Lines holding the word "address" are the ones to copy from the data below.

DATA FOR THE TASK
^^^^^^^^

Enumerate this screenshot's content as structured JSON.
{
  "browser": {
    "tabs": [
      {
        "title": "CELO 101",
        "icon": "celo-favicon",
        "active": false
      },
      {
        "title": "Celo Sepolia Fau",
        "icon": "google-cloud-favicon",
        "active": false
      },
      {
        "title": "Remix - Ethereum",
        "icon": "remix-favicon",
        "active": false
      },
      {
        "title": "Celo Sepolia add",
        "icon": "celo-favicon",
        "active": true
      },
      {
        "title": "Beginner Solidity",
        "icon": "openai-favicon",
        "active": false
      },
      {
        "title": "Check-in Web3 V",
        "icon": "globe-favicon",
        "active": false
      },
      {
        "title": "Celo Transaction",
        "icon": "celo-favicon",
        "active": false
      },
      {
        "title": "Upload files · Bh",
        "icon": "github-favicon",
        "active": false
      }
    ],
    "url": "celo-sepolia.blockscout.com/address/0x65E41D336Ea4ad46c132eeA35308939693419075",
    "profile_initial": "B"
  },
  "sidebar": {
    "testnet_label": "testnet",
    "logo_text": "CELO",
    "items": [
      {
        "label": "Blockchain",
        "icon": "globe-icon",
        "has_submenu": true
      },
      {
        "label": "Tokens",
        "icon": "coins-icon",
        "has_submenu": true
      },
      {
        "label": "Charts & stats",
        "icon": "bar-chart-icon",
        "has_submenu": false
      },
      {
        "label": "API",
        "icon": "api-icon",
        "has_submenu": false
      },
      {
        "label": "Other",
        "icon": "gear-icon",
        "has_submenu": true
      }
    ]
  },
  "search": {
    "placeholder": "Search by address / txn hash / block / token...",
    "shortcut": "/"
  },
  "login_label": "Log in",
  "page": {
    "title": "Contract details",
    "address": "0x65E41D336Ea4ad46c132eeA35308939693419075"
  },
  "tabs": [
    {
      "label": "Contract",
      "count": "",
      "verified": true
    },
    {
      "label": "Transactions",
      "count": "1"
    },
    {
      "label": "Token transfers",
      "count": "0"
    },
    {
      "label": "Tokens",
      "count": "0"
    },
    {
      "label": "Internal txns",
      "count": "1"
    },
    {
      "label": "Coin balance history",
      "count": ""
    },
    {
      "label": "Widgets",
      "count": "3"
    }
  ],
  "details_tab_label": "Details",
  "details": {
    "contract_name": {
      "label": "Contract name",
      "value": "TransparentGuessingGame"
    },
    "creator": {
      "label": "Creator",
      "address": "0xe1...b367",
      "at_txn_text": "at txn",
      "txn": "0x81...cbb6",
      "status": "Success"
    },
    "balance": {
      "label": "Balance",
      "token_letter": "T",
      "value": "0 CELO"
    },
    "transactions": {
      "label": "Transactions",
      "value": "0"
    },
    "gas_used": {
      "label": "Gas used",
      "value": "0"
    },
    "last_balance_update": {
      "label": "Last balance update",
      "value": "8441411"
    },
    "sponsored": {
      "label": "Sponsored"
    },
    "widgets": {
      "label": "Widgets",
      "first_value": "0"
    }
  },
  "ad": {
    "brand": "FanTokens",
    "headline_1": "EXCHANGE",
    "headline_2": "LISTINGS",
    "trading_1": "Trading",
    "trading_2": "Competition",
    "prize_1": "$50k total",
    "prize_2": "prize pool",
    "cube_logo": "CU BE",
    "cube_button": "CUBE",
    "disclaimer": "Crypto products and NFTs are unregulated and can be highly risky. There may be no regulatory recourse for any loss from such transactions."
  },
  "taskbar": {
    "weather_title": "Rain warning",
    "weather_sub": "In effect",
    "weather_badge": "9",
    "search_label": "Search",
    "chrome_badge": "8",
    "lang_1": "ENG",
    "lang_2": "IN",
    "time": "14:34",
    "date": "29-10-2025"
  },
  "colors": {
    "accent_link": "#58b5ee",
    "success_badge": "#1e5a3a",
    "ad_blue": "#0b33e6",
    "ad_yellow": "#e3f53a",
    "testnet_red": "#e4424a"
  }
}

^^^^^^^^

RESULT OF THE TASK
    "url": "celo-sepolia.blockscout.com/address/0x65E41D336Ea4ad46c132eeA35308939693419075",
    "placeholder": "Search by address / txn hash / block / token...",
    "address": "0x65E41D336Ea4ad46c132eeA35308939693419075"
      "address": "0xe1...b367",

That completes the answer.